“The first day is always hard.

The steps are an excuse,” says Annabelle Lopez Ochoa, who is choreographing the main work of Whim W’Him’s next full program. Yet with time and maturity as a choreographer, “you gain emotional intelligence and skill in how to communicate.

Mistakes are welcome, maybe the best idea. You let it happen,” she says. “It’s all about the process. Openness. If you don’t think about it, it becomes unique.”

The group for this Whim W’Him program is small, only 6 dancers—2 women and four men (Olivier may be one).

Total time is limited, and so rehearsal periods need to be long—this June, when the work was begun, in October, when it will be expanded, in January 2011, before the show at Intiman Theatre. One of the ensemble sections started quite simply, when the dancers and Annabelle started to be exhausted by the end of the afternoon. “Let’s do an arm section,” she said, and “good things came of it. Now it’s perhaps going to be the center, the leitmotiv of the piece, going from quite still and blank emotionally to much more expressive, even anguished.”

I love to watch Annabelle at work. The section for “four boys,” for example—it’s like live billiard balls.Each movement passes to another person, to a part of a body— a hand goes to a cheek, which pushes the head back, so it comes in contact with a shoulder… a whole series of transferred motions, like a Rube Goldberg contraption.

But billiard ball and machine metaphors are too mechanical. This work is infused with a strong sense of interconnectedness, complexity, propulsion— then  interruption. Things are clearly related, yet as in life it’s sometimes not clear what they mean, and they are liable—in this piece about disturbance, disruptions—to be stopped, arbitrarily, at any instant.

Annabelle repeatedly takes the place of one or the other dancers to figure out and demonstrate the next move. A bit ends in a “pigpile” on the floor.

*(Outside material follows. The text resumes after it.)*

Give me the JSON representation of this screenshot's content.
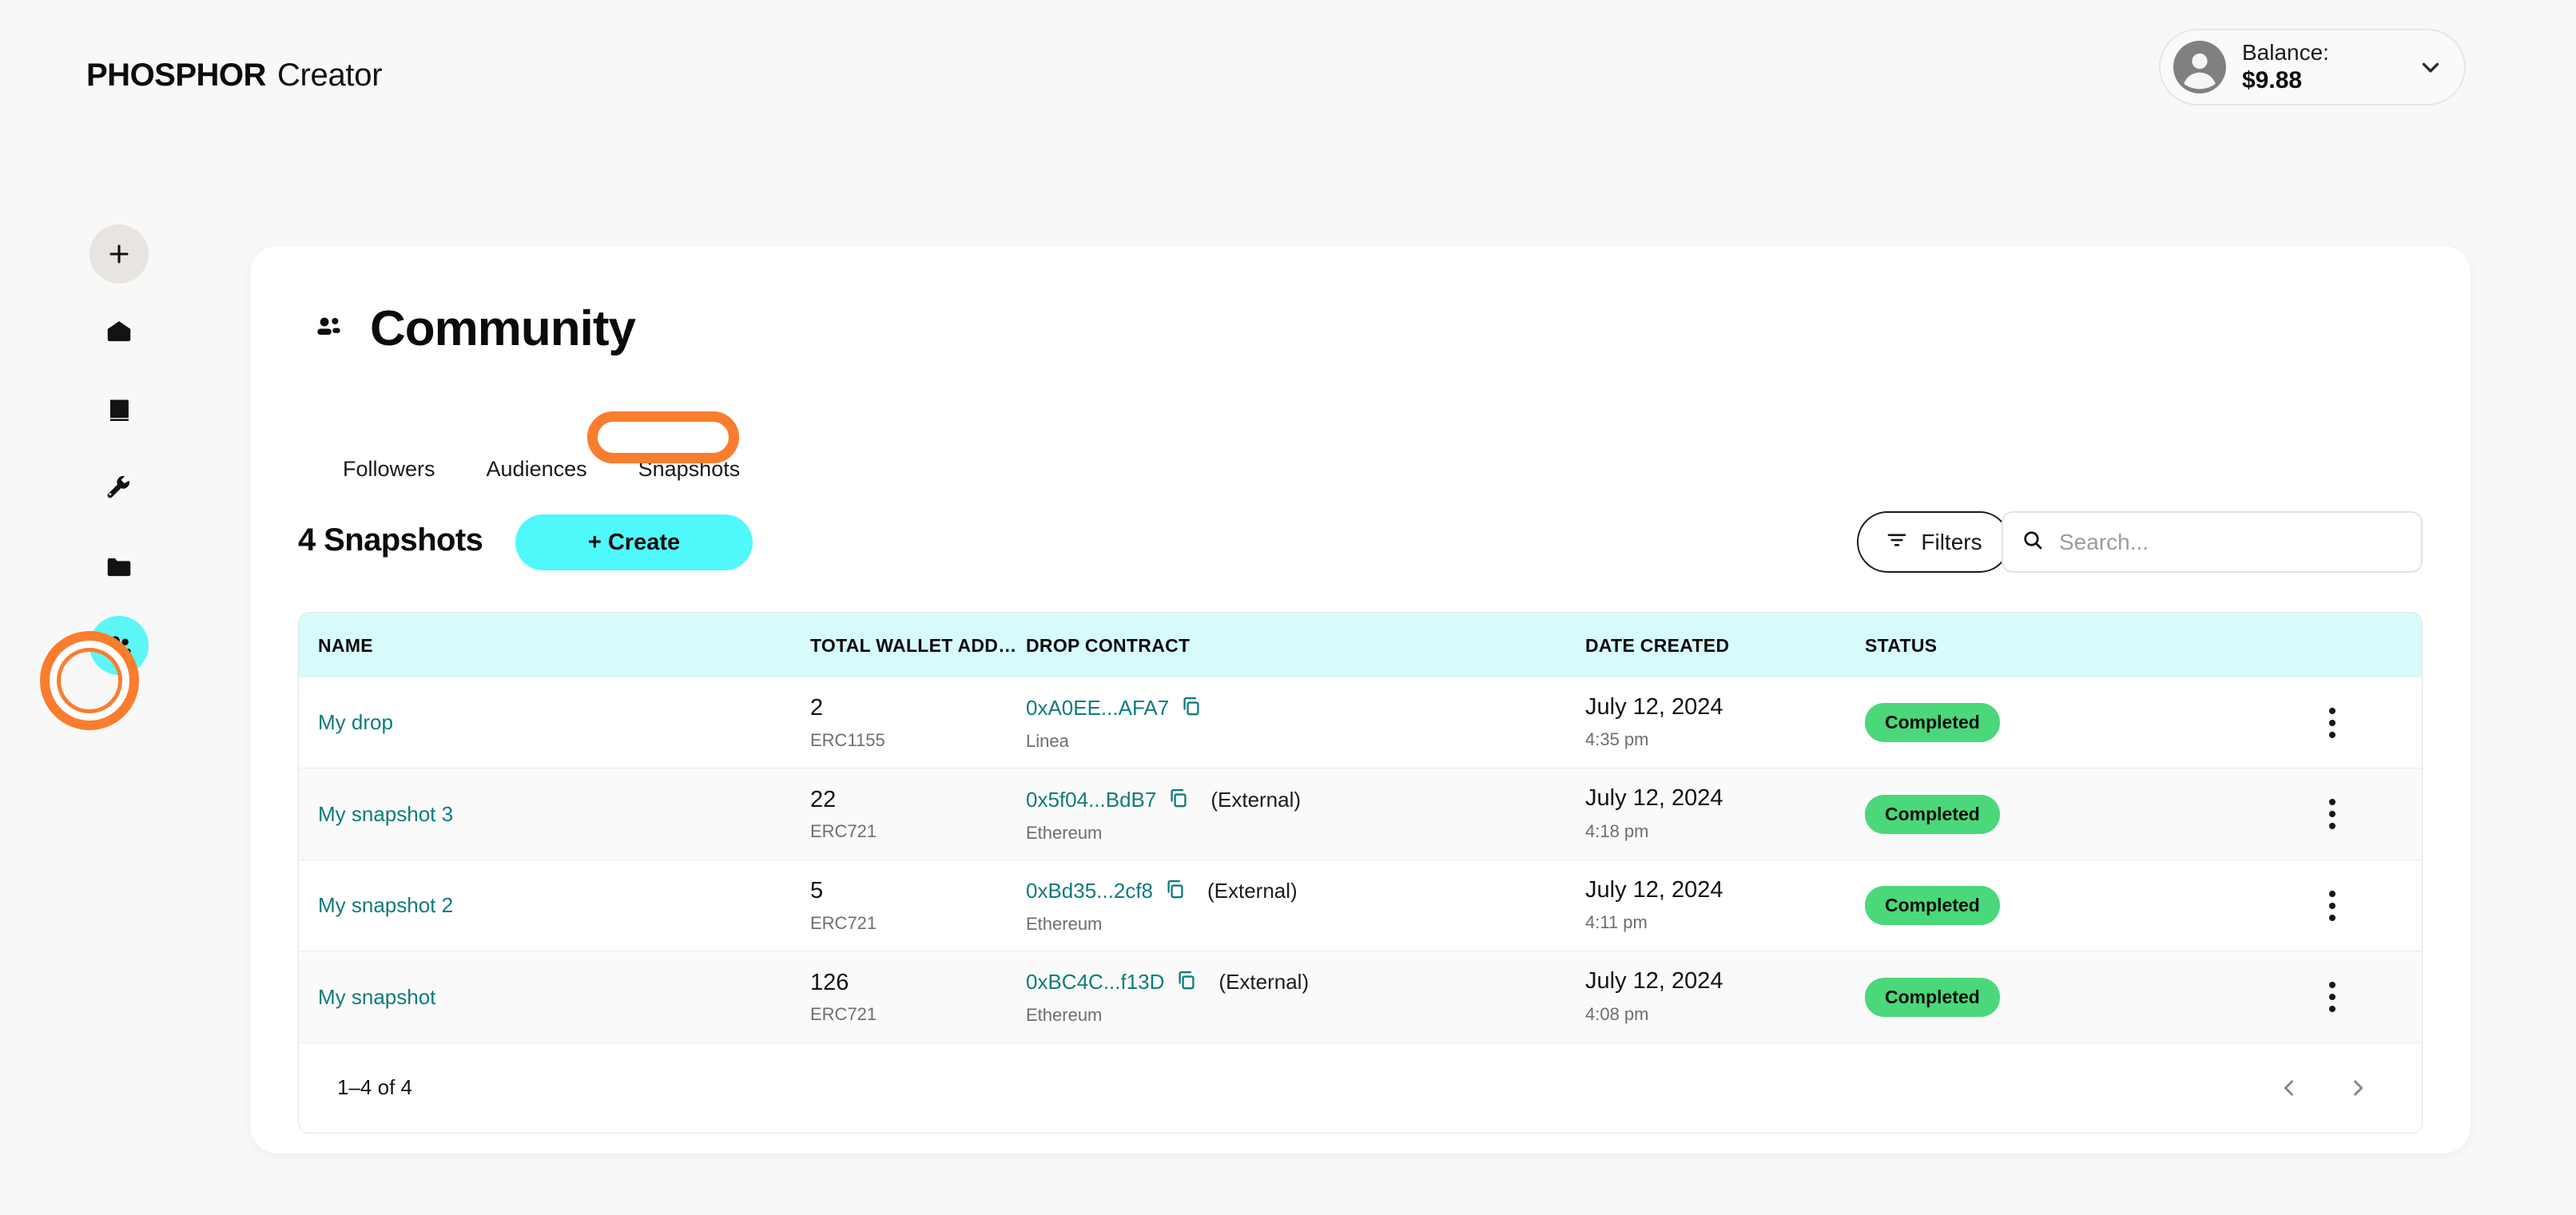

Annabelle pauses for a moment, laughing and thinking, then hops up and says, “So, how can we make it so you don’t have to…”Despite the somberness of the theme, there is a lot of laughter in the studio, a good feeling among the dancers as Annabelle works, a lot of receptivity to her ideas.

Even when they had an hour off from working, dancers often stayed in the studio to watch. Some of what she asks of them is quite unlike what they have attempted before. Think of switching between the spine of a racehorse…and that of a snake…

Annabelle started this new piece for Whim W’Him just with a trio and duet in mind.

Now it has grown to include:

  • The trio—Olivier-Andrew Bartee-Chalnessa Eames (all from Pacific Northwest Ballet)
  • The duet—Melody Herrera (Houston Ballet) and Lucien Postlethwaite (PNB)
  • An ensemble of six—the above plus Vincent Lopez (no relation to Annabelle, of Spectrum Dance)
  • A section for four men
  • And a short duet for two women.

On the last day, says Olivier (I was out of town), “She put everything together made all the transitions, and there all of a sudden were 24 minutes.”

Annabelle seems to me
a perfect match for Whim W’Him…

She says, in the same spirit as Olivier, “The more I prepare, the more I get stuck.”

Although they have strong ideas and intentions about a piece, neither likes to over-prepare specifics before going into the studio. The works of both are suffused with the spontaneity and particularity

of creating directly on/with the dancers.

  • They use a wide variety of music, classical and otherwise.
  • They employ classical technique (including pointe shoes) along with very modern, unballetic positions and ways of moving.
  • Expressive hands feature prominently in the work of both.
  • A whimsical, humorous approach is evident in Annabelle’s conversation and way of working, as well as in her other works (if perhaps less so in this piece because of its theme).

And yet, in a program of Annabelle and Olivier pieces side-by-side, two radically individual sensibilities will leap out, to intrigue and absorb the eye, the mind, and the heart.